## [Source information]
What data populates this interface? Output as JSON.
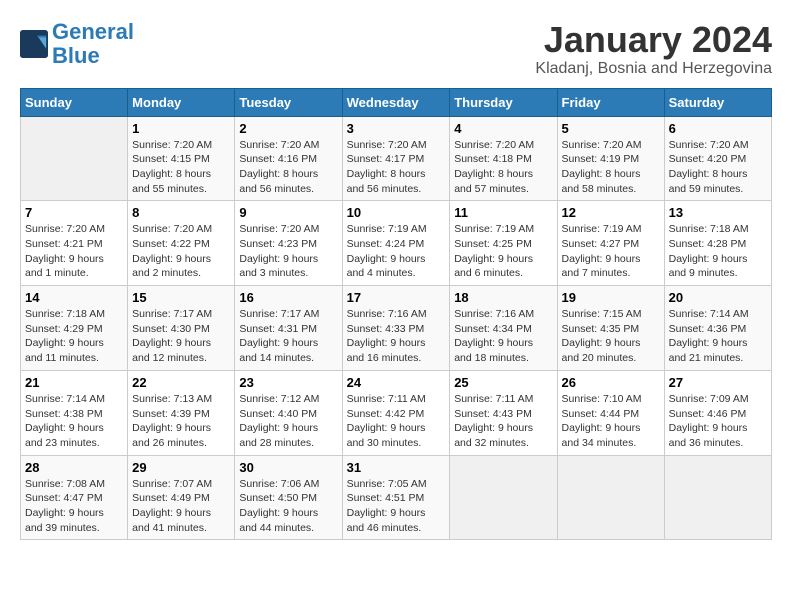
{
  "header": {
    "logo_line1": "General",
    "logo_line2": "Blue",
    "month": "January 2024",
    "location": "Kladanj, Bosnia and Herzegovina"
  },
  "weekdays": [
    "Sunday",
    "Monday",
    "Tuesday",
    "Wednesday",
    "Thursday",
    "Friday",
    "Saturday"
  ],
  "weeks": [
    [
      {
        "day": "",
        "text": ""
      },
      {
        "day": "1",
        "text": "Sunrise: 7:20 AM\nSunset: 4:15 PM\nDaylight: 8 hours\nand 55 minutes."
      },
      {
        "day": "2",
        "text": "Sunrise: 7:20 AM\nSunset: 4:16 PM\nDaylight: 8 hours\nand 56 minutes."
      },
      {
        "day": "3",
        "text": "Sunrise: 7:20 AM\nSunset: 4:17 PM\nDaylight: 8 hours\nand 56 minutes."
      },
      {
        "day": "4",
        "text": "Sunrise: 7:20 AM\nSunset: 4:18 PM\nDaylight: 8 hours\nand 57 minutes."
      },
      {
        "day": "5",
        "text": "Sunrise: 7:20 AM\nSunset: 4:19 PM\nDaylight: 8 hours\nand 58 minutes."
      },
      {
        "day": "6",
        "text": "Sunrise: 7:20 AM\nSunset: 4:20 PM\nDaylight: 8 hours\nand 59 minutes."
      }
    ],
    [
      {
        "day": "7",
        "text": "Sunrise: 7:20 AM\nSunset: 4:21 PM\nDaylight: 9 hours\nand 1 minute."
      },
      {
        "day": "8",
        "text": "Sunrise: 7:20 AM\nSunset: 4:22 PM\nDaylight: 9 hours\nand 2 minutes."
      },
      {
        "day": "9",
        "text": "Sunrise: 7:20 AM\nSunset: 4:23 PM\nDaylight: 9 hours\nand 3 minutes."
      },
      {
        "day": "10",
        "text": "Sunrise: 7:19 AM\nSunset: 4:24 PM\nDaylight: 9 hours\nand 4 minutes."
      },
      {
        "day": "11",
        "text": "Sunrise: 7:19 AM\nSunset: 4:25 PM\nDaylight: 9 hours\nand 6 minutes."
      },
      {
        "day": "12",
        "text": "Sunrise: 7:19 AM\nSunset: 4:27 PM\nDaylight: 9 hours\nand 7 minutes."
      },
      {
        "day": "13",
        "text": "Sunrise: 7:18 AM\nSunset: 4:28 PM\nDaylight: 9 hours\nand 9 minutes."
      }
    ],
    [
      {
        "day": "14",
        "text": "Sunrise: 7:18 AM\nSunset: 4:29 PM\nDaylight: 9 hours\nand 11 minutes."
      },
      {
        "day": "15",
        "text": "Sunrise: 7:17 AM\nSunset: 4:30 PM\nDaylight: 9 hours\nand 12 minutes."
      },
      {
        "day": "16",
        "text": "Sunrise: 7:17 AM\nSunset: 4:31 PM\nDaylight: 9 hours\nand 14 minutes."
      },
      {
        "day": "17",
        "text": "Sunrise: 7:16 AM\nSunset: 4:33 PM\nDaylight: 9 hours\nand 16 minutes."
      },
      {
        "day": "18",
        "text": "Sunrise: 7:16 AM\nSunset: 4:34 PM\nDaylight: 9 hours\nand 18 minutes."
      },
      {
        "day": "19",
        "text": "Sunrise: 7:15 AM\nSunset: 4:35 PM\nDaylight: 9 hours\nand 20 minutes."
      },
      {
        "day": "20",
        "text": "Sunrise: 7:14 AM\nSunset: 4:36 PM\nDaylight: 9 hours\nand 21 minutes."
      }
    ],
    [
      {
        "day": "21",
        "text": "Sunrise: 7:14 AM\nSunset: 4:38 PM\nDaylight: 9 hours\nand 23 minutes."
      },
      {
        "day": "22",
        "text": "Sunrise: 7:13 AM\nSunset: 4:39 PM\nDaylight: 9 hours\nand 26 minutes."
      },
      {
        "day": "23",
        "text": "Sunrise: 7:12 AM\nSunset: 4:40 PM\nDaylight: 9 hours\nand 28 minutes."
      },
      {
        "day": "24",
        "text": "Sunrise: 7:11 AM\nSunset: 4:42 PM\nDaylight: 9 hours\nand 30 minutes."
      },
      {
        "day": "25",
        "text": "Sunrise: 7:11 AM\nSunset: 4:43 PM\nDaylight: 9 hours\nand 32 minutes."
      },
      {
        "day": "26",
        "text": "Sunrise: 7:10 AM\nSunset: 4:44 PM\nDaylight: 9 hours\nand 34 minutes."
      },
      {
        "day": "27",
        "text": "Sunrise: 7:09 AM\nSunset: 4:46 PM\nDaylight: 9 hours\nand 36 minutes."
      }
    ],
    [
      {
        "day": "28",
        "text": "Sunrise: 7:08 AM\nSunset: 4:47 PM\nDaylight: 9 hours\nand 39 minutes."
      },
      {
        "day": "29",
        "text": "Sunrise: 7:07 AM\nSunset: 4:49 PM\nDaylight: 9 hours\nand 41 minutes."
      },
      {
        "day": "30",
        "text": "Sunrise: 7:06 AM\nSunset: 4:50 PM\nDaylight: 9 hours\nand 44 minutes."
      },
      {
        "day": "31",
        "text": "Sunrise: 7:05 AM\nSunset: 4:51 PM\nDaylight: 9 hours\nand 46 minutes."
      },
      {
        "day": "",
        "text": ""
      },
      {
        "day": "",
        "text": ""
      },
      {
        "day": "",
        "text": ""
      }
    ]
  ]
}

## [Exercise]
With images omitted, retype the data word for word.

## [Task response]
What data populates this interface? Output as JSON.
{
  "header": {
    "logo_line1": "General",
    "logo_line2": "Blue",
    "month": "January 2024",
    "location": "Kladanj, Bosnia and Herzegovina"
  },
  "weekdays": [
    "Sunday",
    "Monday",
    "Tuesday",
    "Wednesday",
    "Thursday",
    "Friday",
    "Saturday"
  ],
  "weeks": [
    [
      {
        "day": "",
        "text": ""
      },
      {
        "day": "1",
        "text": "Sunrise: 7:20 AM\nSunset: 4:15 PM\nDaylight: 8 hours\nand 55 minutes."
      },
      {
        "day": "2",
        "text": "Sunrise: 7:20 AM\nSunset: 4:16 PM\nDaylight: 8 hours\nand 56 minutes."
      },
      {
        "day": "3",
        "text": "Sunrise: 7:20 AM\nSunset: 4:17 PM\nDaylight: 8 hours\nand 56 minutes."
      },
      {
        "day": "4",
        "text": "Sunrise: 7:20 AM\nSunset: 4:18 PM\nDaylight: 8 hours\nand 57 minutes."
      },
      {
        "day": "5",
        "text": "Sunrise: 7:20 AM\nSunset: 4:19 PM\nDaylight: 8 hours\nand 58 minutes."
      },
      {
        "day": "6",
        "text": "Sunrise: 7:20 AM\nSunset: 4:20 PM\nDaylight: 8 hours\nand 59 minutes."
      }
    ],
    [
      {
        "day": "7",
        "text": "Sunrise: 7:20 AM\nSunset: 4:21 PM\nDaylight: 9 hours\nand 1 minute."
      },
      {
        "day": "8",
        "text": "Sunrise: 7:20 AM\nSunset: 4:22 PM\nDaylight: 9 hours\nand 2 minutes."
      },
      {
        "day": "9",
        "text": "Sunrise: 7:20 AM\nSunset: 4:23 PM\nDaylight: 9 hours\nand 3 minutes."
      },
      {
        "day": "10",
        "text": "Sunrise: 7:19 AM\nSunset: 4:24 PM\nDaylight: 9 hours\nand 4 minutes."
      },
      {
        "day": "11",
        "text": "Sunrise: 7:19 AM\nSunset: 4:25 PM\nDaylight: 9 hours\nand 6 minutes."
      },
      {
        "day": "12",
        "text": "Sunrise: 7:19 AM\nSunset: 4:27 PM\nDaylight: 9 hours\nand 7 minutes."
      },
      {
        "day": "13",
        "text": "Sunrise: 7:18 AM\nSunset: 4:28 PM\nDaylight: 9 hours\nand 9 minutes."
      }
    ],
    [
      {
        "day": "14",
        "text": "Sunrise: 7:18 AM\nSunset: 4:29 PM\nDaylight: 9 hours\nand 11 minutes."
      },
      {
        "day": "15",
        "text": "Sunrise: 7:17 AM\nSunset: 4:30 PM\nDaylight: 9 hours\nand 12 minutes."
      },
      {
        "day": "16",
        "text": "Sunrise: 7:17 AM\nSunset: 4:31 PM\nDaylight: 9 hours\nand 14 minutes."
      },
      {
        "day": "17",
        "text": "Sunrise: 7:16 AM\nSunset: 4:33 PM\nDaylight: 9 hours\nand 16 minutes."
      },
      {
        "day": "18",
        "text": "Sunrise: 7:16 AM\nSunset: 4:34 PM\nDaylight: 9 hours\nand 18 minutes."
      },
      {
        "day": "19",
        "text": "Sunrise: 7:15 AM\nSunset: 4:35 PM\nDaylight: 9 hours\nand 20 minutes."
      },
      {
        "day": "20",
        "text": "Sunrise: 7:14 AM\nSunset: 4:36 PM\nDaylight: 9 hours\nand 21 minutes."
      }
    ],
    [
      {
        "day": "21",
        "text": "Sunrise: 7:14 AM\nSunset: 4:38 PM\nDaylight: 9 hours\nand 23 minutes."
      },
      {
        "day": "22",
        "text": "Sunrise: 7:13 AM\nSunset: 4:39 PM\nDaylight: 9 hours\nand 26 minutes."
      },
      {
        "day": "23",
        "text": "Sunrise: 7:12 AM\nSunset: 4:40 PM\nDaylight: 9 hours\nand 28 minutes."
      },
      {
        "day": "24",
        "text": "Sunrise: 7:11 AM\nSunset: 4:42 PM\nDaylight: 9 hours\nand 30 minutes."
      },
      {
        "day": "25",
        "text": "Sunrise: 7:11 AM\nSunset: 4:43 PM\nDaylight: 9 hours\nand 32 minutes."
      },
      {
        "day": "26",
        "text": "Sunrise: 7:10 AM\nSunset: 4:44 PM\nDaylight: 9 hours\nand 34 minutes."
      },
      {
        "day": "27",
        "text": "Sunrise: 7:09 AM\nSunset: 4:46 PM\nDaylight: 9 hours\nand 36 minutes."
      }
    ],
    [
      {
        "day": "28",
        "text": "Sunrise: 7:08 AM\nSunset: 4:47 PM\nDaylight: 9 hours\nand 39 minutes."
      },
      {
        "day": "29",
        "text": "Sunrise: 7:07 AM\nSunset: 4:49 PM\nDaylight: 9 hours\nand 41 minutes."
      },
      {
        "day": "30",
        "text": "Sunrise: 7:06 AM\nSunset: 4:50 PM\nDaylight: 9 hours\nand 44 minutes."
      },
      {
        "day": "31",
        "text": "Sunrise: 7:05 AM\nSunset: 4:51 PM\nDaylight: 9 hours\nand 46 minutes."
      },
      {
        "day": "",
        "text": ""
      },
      {
        "day": "",
        "text": ""
      },
      {
        "day": "",
        "text": ""
      }
    ]
  ]
}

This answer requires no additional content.